Supplied material below:

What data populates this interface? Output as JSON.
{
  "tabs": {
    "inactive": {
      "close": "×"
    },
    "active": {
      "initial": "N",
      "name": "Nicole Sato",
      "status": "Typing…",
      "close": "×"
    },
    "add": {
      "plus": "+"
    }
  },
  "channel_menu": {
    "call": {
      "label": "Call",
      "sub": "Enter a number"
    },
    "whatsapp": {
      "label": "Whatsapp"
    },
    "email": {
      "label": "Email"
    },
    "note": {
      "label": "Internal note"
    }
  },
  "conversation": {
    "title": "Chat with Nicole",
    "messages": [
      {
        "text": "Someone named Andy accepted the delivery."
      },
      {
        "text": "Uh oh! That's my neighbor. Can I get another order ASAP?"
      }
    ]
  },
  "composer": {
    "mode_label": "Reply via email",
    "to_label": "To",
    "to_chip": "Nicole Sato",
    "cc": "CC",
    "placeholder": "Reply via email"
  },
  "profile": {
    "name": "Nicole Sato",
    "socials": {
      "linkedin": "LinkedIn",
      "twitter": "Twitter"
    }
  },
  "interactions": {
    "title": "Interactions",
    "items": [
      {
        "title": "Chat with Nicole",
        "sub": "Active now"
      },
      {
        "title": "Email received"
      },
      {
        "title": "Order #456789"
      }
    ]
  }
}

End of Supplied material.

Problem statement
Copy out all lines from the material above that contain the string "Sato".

Your solution
      "name": "Nicole Sato",
    "to_chip": "Nicole Sato",
    "name": "Nicole Sato",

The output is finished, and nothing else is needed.